Data records for software interfaces:
::::::::::

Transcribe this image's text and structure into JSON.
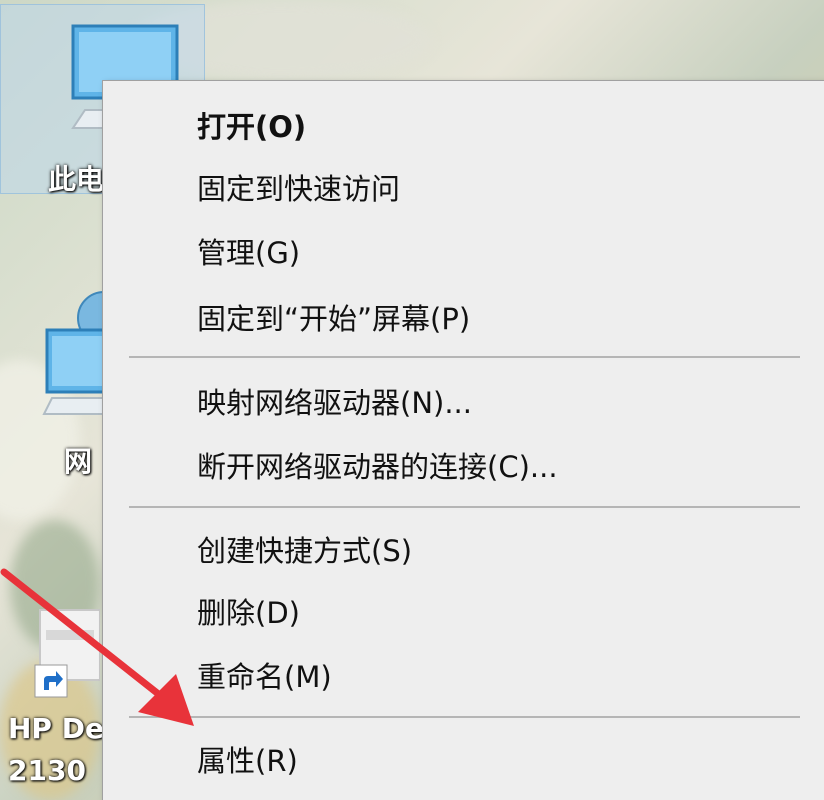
{
  "desktop": {
    "icons": [
      {
        "name": "this-pc",
        "label": "此电"
      },
      {
        "name": "network",
        "label": "网"
      },
      {
        "name": "hp-printer",
        "label_line1": "HP De",
        "label_line2": "2130"
      }
    ]
  },
  "context_menu": {
    "groups": [
      [
        {
          "label": "打开(O)",
          "bold": true
        },
        {
          "label": "固定到快速访问"
        },
        {
          "label": "管理(G)"
        },
        {
          "label": "固定到“开始”屏幕(P)"
        }
      ],
      [
        {
          "label": "映射网络驱动器(N)..."
        },
        {
          "label": "断开网络驱动器的连接(C)..."
        }
      ],
      [
        {
          "label": "创建快捷方式(S)"
        },
        {
          "label": "删除(D)"
        },
        {
          "label": "重命名(M)"
        }
      ],
      [
        {
          "label": "属性(R)"
        }
      ]
    ]
  },
  "annotation": {
    "arrow_color": "#e8333a",
    "arrow_icon": "red-pointer-arrow-icon"
  }
}
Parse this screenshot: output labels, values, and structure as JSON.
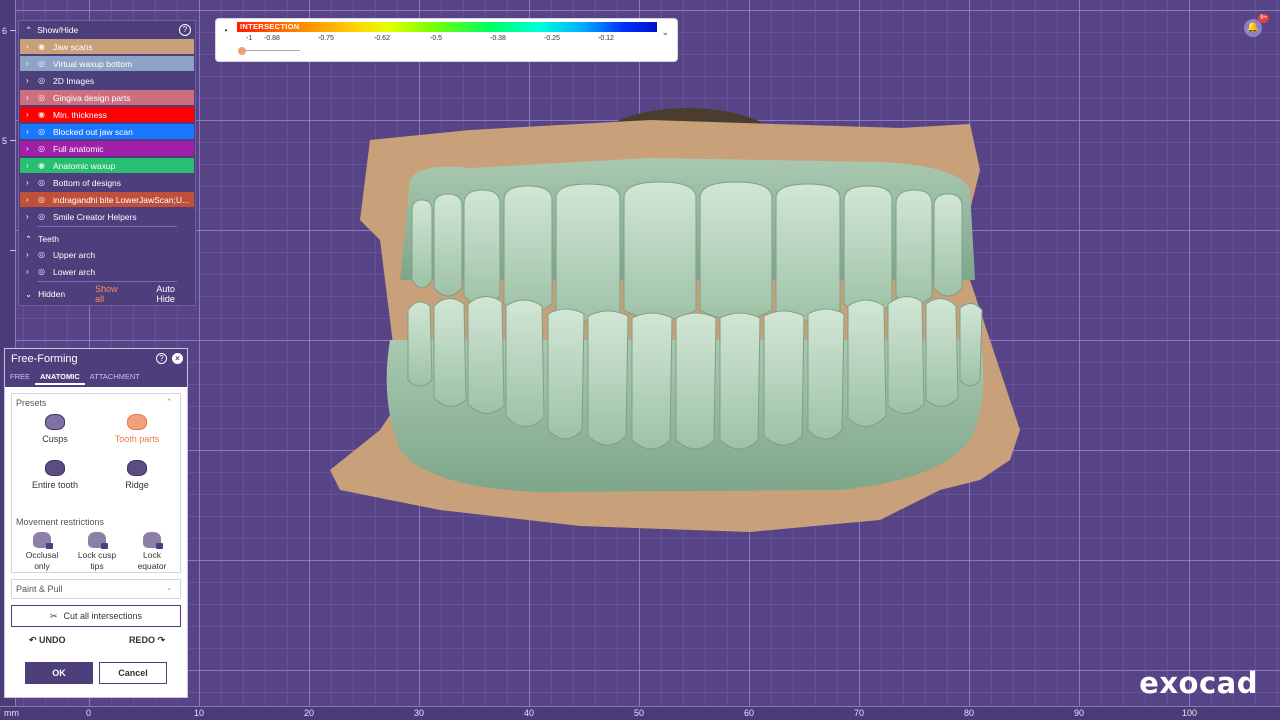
{
  "showhide": {
    "title": "Show/Hide",
    "help": "?",
    "items": [
      {
        "label": "Jaw scans",
        "color": "#c8a07a",
        "visible": true
      },
      {
        "label": "Virtual waxup bottom",
        "color": "#8da4c6",
        "visible": false
      },
      {
        "label": "2D Images",
        "color": "",
        "visible": false
      },
      {
        "label": "Gingiva design parts",
        "color": "#cc7080",
        "visible": false
      },
      {
        "label": "Min. thickness",
        "color": "#ff0000",
        "visible": true
      },
      {
        "label": "Blocked out jaw scan",
        "color": "#1a78ff",
        "visible": false
      },
      {
        "label": "Full anatomic",
        "color": "#a020a8",
        "visible": false
      },
      {
        "label": "Anatomic waxup",
        "color": "#28c070",
        "visible": true
      },
      {
        "label": "Bottom of designs",
        "color": "",
        "visible": false
      },
      {
        "label": "indragandhi bite LowerJawScan;U...",
        "color": "#c0503a",
        "visible": false
      },
      {
        "label": "Smile Creator Helpers",
        "color": "",
        "visible": false
      }
    ],
    "teeth_section": "Teeth",
    "teeth_items": [
      {
        "label": "Upper arch"
      },
      {
        "label": "Lower arch"
      }
    ],
    "hidden_label": "Hidden",
    "show_all": "Show all",
    "auto_hide": "Auto Hide"
  },
  "intersection": {
    "title": "INTERSECTION",
    "ticks": [
      "-1",
      "-0.88",
      "-0.75",
      "-0.62",
      "-0.5",
      "-0.38",
      "-0.25",
      "-0.12"
    ],
    "slider_value": -1
  },
  "notifications": {
    "badge": "9+"
  },
  "freeforming": {
    "title": "Free-Forming",
    "help": "?",
    "tabs": [
      "FREE",
      "ANATOMIC",
      "ATTACHMENT"
    ],
    "active_tab": "ANATOMIC",
    "presets_title": "Presets",
    "presets": [
      "Cusps",
      "Tooth parts",
      "Entire tooth",
      "Ridge"
    ],
    "movement_title": "Movement restrictions",
    "movement": [
      "Occlusal\nonly",
      "Lock cusp\ntips",
      "Lock\nequator"
    ],
    "movement_lines": [
      [
        "Occlusal",
        "only"
      ],
      [
        "Lock cusp",
        "tips"
      ],
      [
        "Lock",
        "equator"
      ]
    ],
    "paint_pull": "Paint & Pull",
    "cut_intersections": "Cut all intersections",
    "undo": "UNDO",
    "redo": "REDO",
    "ok": "OK",
    "cancel": "Cancel"
  },
  "ruler": {
    "unit": "mm",
    "bottom_labels": [
      "0",
      "10",
      "20",
      "30",
      "40",
      "50",
      "60",
      "70",
      "80",
      "90",
      "100"
    ],
    "left_labels": [
      "6",
      "5"
    ]
  },
  "brand": {
    "logo": "exocad"
  }
}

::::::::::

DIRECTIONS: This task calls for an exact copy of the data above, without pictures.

SOLVED PROBLEM:
Transcribe this image's text and structure into JSON.
{
  "desktop": {
    "icons": [
      {
        "name": "this-pc",
        "label": "此电"
      },
      {
        "name": "network",
        "label": "网"
      },
      {
        "name": "hp-printer",
        "label_line1": "HP De",
        "label_line2": "2130"
      }
    ]
  },
  "context_menu": {
    "groups": [
      [
        {
          "label": "打开(O)",
          "bold": true
        },
        {
          "label": "固定到快速访问"
        },
        {
          "label": "管理(G)"
        },
        {
          "label": "固定到“开始”屏幕(P)"
        }
      ],
      [
        {
          "label": "映射网络驱动器(N)..."
        },
        {
          "label": "断开网络驱动器的连接(C)..."
        }
      ],
      [
        {
          "label": "创建快捷方式(S)"
        },
        {
          "label": "删除(D)"
        },
        {
          "label": "重命名(M)"
        }
      ],
      [
        {
          "label": "属性(R)"
        }
      ]
    ]
  },
  "annotation": {
    "arrow_color": "#e8333a",
    "arrow_icon": "red-pointer-arrow-icon"
  }
}
Parse this screenshot: output labels, values, and structure as JSON.
{
  "showhide": {
    "title": "Show/Hide",
    "help": "?",
    "items": [
      {
        "label": "Jaw scans",
        "color": "#c8a07a",
        "visible": true
      },
      {
        "label": "Virtual waxup bottom",
        "color": "#8da4c6",
        "visible": false
      },
      {
        "label": "2D Images",
        "color": "",
        "visible": false
      },
      {
        "label": "Gingiva design parts",
        "color": "#cc7080",
        "visible": false
      },
      {
        "label": "Min. thickness",
        "color": "#ff0000",
        "visible": true
      },
      {
        "label": "Blocked out jaw scan",
        "color": "#1a78ff",
        "visible": false
      },
      {
        "label": "Full anatomic",
        "color": "#a020a8",
        "visible": false
      },
      {
        "label": "Anatomic waxup",
        "color": "#28c070",
        "visible": true
      },
      {
        "label": "Bottom of designs",
        "color": "",
        "visible": false
      },
      {
        "label": "indragandhi bite LowerJawScan;U...",
        "color": "#c0503a",
        "visible": false
      },
      {
        "label": "Smile Creator Helpers",
        "color": "",
        "visible": false
      }
    ],
    "teeth_section": "Teeth",
    "teeth_items": [
      {
        "label": "Upper arch"
      },
      {
        "label": "Lower arch"
      }
    ],
    "hidden_label": "Hidden",
    "show_all": "Show all",
    "auto_hide": "Auto Hide"
  },
  "intersection": {
    "title": "INTERSECTION",
    "ticks": [
      "-1",
      "-0.88",
      "-0.75",
      "-0.62",
      "-0.5",
      "-0.38",
      "-0.25",
      "-0.12"
    ],
    "slider_value": -1
  },
  "notifications": {
    "badge": "9+"
  },
  "freeforming": {
    "title": "Free-Forming",
    "help": "?",
    "tabs": [
      "FREE",
      "ANATOMIC",
      "ATTACHMENT"
    ],
    "active_tab": "ANATOMIC",
    "presets_title": "Presets",
    "presets": [
      "Cusps",
      "Tooth parts",
      "Entire tooth",
      "Ridge"
    ],
    "movement_title": "Movement restrictions",
    "movement": [
      "Occlusal\nonly",
      "Lock cusp\ntips",
      "Lock\nequator"
    ],
    "movement_lines": [
      [
        "Occlusal",
        "only"
      ],
      [
        "Lock cusp",
        "tips"
      ],
      [
        "Lock",
        "equator"
      ]
    ],
    "paint_pull": "Paint & Pull",
    "cut_intersections": "Cut all intersections",
    "undo": "UNDO",
    "redo": "REDO",
    "ok": "OK",
    "cancel": "Cancel"
  },
  "ruler": {
    "unit": "mm",
    "bottom_labels": [
      "0",
      "10",
      "20",
      "30",
      "40",
      "50",
      "60",
      "70",
      "80",
      "90",
      "100"
    ],
    "left_labels": [
      "6",
      "5"
    ]
  },
  "brand": {
    "logo": "exocad"
  }
}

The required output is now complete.